• _PROBLEM DETAILS_
What you return must match the listing below word for word.

• _SUPPLIED RECORDS_
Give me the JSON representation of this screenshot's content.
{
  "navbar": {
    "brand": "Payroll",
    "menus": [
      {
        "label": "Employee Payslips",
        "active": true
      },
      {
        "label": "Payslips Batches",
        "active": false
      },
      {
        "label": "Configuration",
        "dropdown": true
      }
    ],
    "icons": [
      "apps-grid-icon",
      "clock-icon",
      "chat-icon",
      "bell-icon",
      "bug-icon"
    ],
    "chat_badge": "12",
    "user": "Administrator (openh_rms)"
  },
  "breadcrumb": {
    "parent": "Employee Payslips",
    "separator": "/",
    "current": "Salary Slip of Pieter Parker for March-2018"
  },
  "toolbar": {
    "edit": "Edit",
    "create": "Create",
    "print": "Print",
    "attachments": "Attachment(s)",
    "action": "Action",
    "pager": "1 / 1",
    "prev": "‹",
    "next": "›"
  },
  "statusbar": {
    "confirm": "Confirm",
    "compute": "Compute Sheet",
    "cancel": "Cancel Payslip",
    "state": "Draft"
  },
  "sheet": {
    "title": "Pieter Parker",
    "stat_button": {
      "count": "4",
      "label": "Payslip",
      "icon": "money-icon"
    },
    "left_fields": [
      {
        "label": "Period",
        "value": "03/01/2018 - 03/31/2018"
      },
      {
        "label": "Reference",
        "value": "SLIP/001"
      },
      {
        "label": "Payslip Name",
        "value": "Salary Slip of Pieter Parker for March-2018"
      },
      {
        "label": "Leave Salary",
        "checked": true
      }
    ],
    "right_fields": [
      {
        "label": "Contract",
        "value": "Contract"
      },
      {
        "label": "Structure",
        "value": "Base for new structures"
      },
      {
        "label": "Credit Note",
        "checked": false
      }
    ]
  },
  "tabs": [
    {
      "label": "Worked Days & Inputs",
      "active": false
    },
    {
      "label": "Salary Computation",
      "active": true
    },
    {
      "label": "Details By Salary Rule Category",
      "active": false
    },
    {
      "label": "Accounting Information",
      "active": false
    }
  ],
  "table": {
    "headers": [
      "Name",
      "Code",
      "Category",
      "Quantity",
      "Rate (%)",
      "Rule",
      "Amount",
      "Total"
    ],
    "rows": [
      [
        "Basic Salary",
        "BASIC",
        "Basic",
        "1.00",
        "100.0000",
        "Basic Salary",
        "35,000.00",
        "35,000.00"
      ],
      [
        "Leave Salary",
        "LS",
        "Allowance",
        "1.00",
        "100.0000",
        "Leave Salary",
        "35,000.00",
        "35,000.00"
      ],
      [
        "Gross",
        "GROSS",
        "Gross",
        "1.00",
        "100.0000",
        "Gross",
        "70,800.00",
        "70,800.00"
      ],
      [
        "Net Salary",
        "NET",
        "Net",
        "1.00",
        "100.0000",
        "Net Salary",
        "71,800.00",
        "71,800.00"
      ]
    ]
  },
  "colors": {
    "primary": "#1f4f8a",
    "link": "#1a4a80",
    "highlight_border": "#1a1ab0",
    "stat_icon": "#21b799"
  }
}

• _SOLUTION FOR THIS PROBLEM_
Give me the JSON representation of this screenshot's content.
{
  "navbar": {
    "brand": "Payroll",
    "menus": [
      {
        "label": "Employee Payslips",
        "active": true
      },
      {
        "label": "Payslips Batches",
        "active": false
      },
      {
        "label": "Configuration",
        "dropdown": true
      }
    ],
    "icons": [
      "apps-grid-icon",
      "clock-icon",
      "chat-icon",
      "bell-icon",
      "bug-icon"
    ],
    "chat_badge": "12",
    "user": "Administrator (openh_rms)"
  },
  "breadcrumb": {
    "parent": "Employee Payslips",
    "separator": "/",
    "current": "Salary Slip of Pieter Parker for March-2018"
  },
  "toolbar": {
    "edit": "Edit",
    "create": "Create",
    "print": "Print",
    "attachments": "Attachment(s)",
    "action": "Action",
    "pager": "1 / 1",
    "prev": "‹",
    "next": "›"
  },
  "statusbar": {
    "confirm": "Confirm",
    "compute": "Compute Sheet",
    "cancel": "Cancel Payslip",
    "state": "Draft"
  },
  "sheet": {
    "title": "Pieter Parker",
    "stat_button": {
      "count": "4",
      "label": "Payslip",
      "icon": "money-icon"
    },
    "left_fields": [
      {
        "label": "Period",
        "value": "03/01/2018 - 03/31/2018"
      },
      {
        "label": "Reference",
        "value": "SLIP/001"
      },
      {
        "label": "Payslip Name",
        "value": "Salary Slip of Pieter Parker for March-2018"
      },
      {
        "label": "Leave Salary",
        "checked": true
      }
    ],
    "right_fields": [
      {
        "label": "Contract",
        "value": "Contract"
      },
      {
        "label": "Structure",
        "value": "Base for new structures"
      },
      {
        "label": "Credit Note",
        "checked": false
      }
    ]
  },
  "tabs": [
    {
      "label": "Worked Days & Inputs",
      "active": false
    },
    {
      "label": "Salary Computation",
      "active": true
    },
    {
      "label": "Details By Salary Rule Category",
      "active": false
    },
    {
      "label": "Accounting Information",
      "active": false
    }
  ],
  "table": {
    "headers": [
      "Name",
      "Code",
      "Category",
      "Quantity",
      "Rate (%)",
      "Rule",
      "Amount",
      "Total"
    ],
    "rows": [
      [
        "Basic Salary",
        "BASIC",
        "Basic",
        "1.00",
        "100.0000",
        "Basic Salary",
        "35,000.00",
        "35,000.00"
      ],
      [
        "Leave Salary",
        "LS",
        "Allowance",
        "1.00",
        "100.0000",
        "Leave Salary",
        "35,000.00",
        "35,000.00"
      ],
      [
        "Gross",
        "GROSS",
        "Gross",
        "1.00",
        "100.0000",
        "Gross",
        "70,800.00",
        "70,800.00"
      ],
      [
        "Net Salary",
        "NET",
        "Net",
        "1.00",
        "100.0000",
        "Net Salary",
        "71,800.00",
        "71,800.00"
      ]
    ]
  },
  "colors": {
    "primary": "#1f4f8a",
    "link": "#1a4a80",
    "highlight_border": "#1a1ab0",
    "stat_icon": "#21b799"
  }
}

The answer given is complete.